This debt dependency has put China at a dangerous crossroads. If the government is serious about containing financial risks, growth may slow sharply as it weans the country off debt, burdening the global economy. Yet that prospect is less frightening than the alternative. If the government loses its nerve, the debt bubble will continue to expand, raising the specter of economic turmoil.
"Risks over China's financial stability have grown. Credit has grown significantly faster than gross domestic product," Fitch Ratings gave warning this year when it cut China's sovereign rating, the first such downgrade by a big international agency since 1999.
Total debt in China – government, corporate and household – has shot up from 130 percent of gross domestic product in 2008 to nearly 200 percent today, or more than Rmb 100 trillion ($16.3 trillion), according to Chinese central bank data.

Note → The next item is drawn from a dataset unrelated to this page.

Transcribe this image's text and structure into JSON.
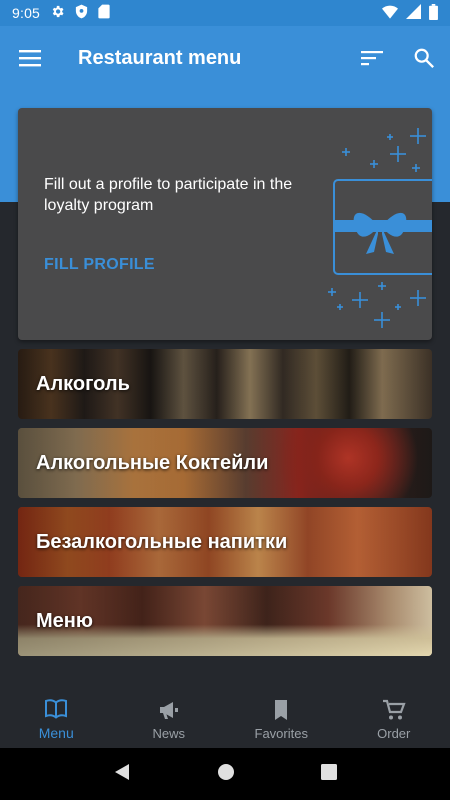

Such a rapid increase in borrowing has historically led to crises in countries from Argentina to South Korea.